→ **Task objective**
Pull every line that includes the word "events" out of the data below and copy it.

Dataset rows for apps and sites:
»»

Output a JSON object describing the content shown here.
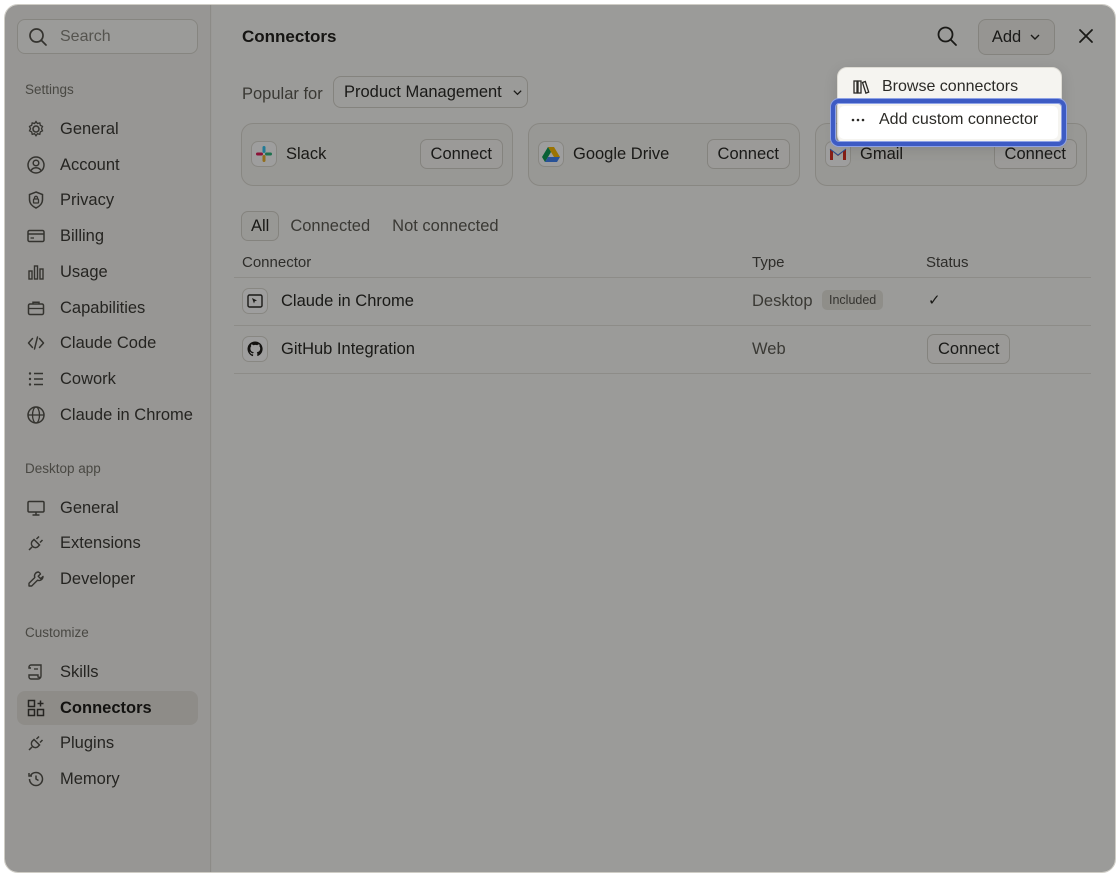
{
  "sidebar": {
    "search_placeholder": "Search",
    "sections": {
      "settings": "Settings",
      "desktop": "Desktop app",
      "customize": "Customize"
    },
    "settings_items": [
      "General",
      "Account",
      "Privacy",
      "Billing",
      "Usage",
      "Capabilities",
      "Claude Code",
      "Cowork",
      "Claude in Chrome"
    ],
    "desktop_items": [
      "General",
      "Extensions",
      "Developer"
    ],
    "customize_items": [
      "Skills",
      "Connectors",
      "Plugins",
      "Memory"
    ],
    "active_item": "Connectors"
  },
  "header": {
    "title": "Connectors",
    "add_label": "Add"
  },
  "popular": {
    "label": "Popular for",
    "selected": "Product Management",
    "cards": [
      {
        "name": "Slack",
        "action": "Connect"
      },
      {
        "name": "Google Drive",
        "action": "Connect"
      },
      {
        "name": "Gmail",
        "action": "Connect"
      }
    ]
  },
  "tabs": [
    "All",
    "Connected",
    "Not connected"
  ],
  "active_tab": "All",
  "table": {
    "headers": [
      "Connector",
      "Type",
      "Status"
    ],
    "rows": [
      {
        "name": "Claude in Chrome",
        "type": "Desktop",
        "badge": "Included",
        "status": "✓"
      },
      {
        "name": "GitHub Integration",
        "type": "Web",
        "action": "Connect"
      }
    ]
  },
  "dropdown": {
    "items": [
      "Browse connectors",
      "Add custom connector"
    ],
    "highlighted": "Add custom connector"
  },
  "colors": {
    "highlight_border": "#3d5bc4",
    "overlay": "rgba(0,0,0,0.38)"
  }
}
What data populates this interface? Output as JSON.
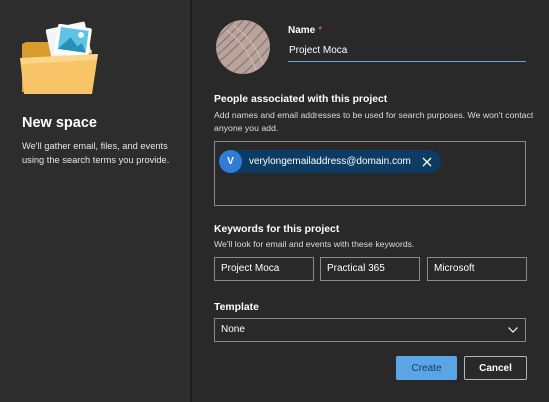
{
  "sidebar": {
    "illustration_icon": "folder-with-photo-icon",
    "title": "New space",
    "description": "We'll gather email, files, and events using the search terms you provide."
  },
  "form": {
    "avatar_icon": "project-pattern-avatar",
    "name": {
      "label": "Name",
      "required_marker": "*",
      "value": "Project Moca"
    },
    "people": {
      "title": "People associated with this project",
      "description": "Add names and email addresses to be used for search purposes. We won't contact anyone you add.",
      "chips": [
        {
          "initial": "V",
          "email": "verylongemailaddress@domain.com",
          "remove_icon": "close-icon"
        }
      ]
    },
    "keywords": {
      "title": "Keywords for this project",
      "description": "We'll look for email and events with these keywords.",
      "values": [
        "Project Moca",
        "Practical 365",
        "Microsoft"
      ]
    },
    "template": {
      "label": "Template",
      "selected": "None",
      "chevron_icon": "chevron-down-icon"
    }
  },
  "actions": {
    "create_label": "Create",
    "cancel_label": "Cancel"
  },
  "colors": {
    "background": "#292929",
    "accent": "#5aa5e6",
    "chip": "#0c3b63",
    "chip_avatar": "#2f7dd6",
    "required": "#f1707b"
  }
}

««

→ **Result of this task**
    "description": "We'll gather email, files, and events using the search terms you provide."
      "description": "We'll look for email and events with these keywords.",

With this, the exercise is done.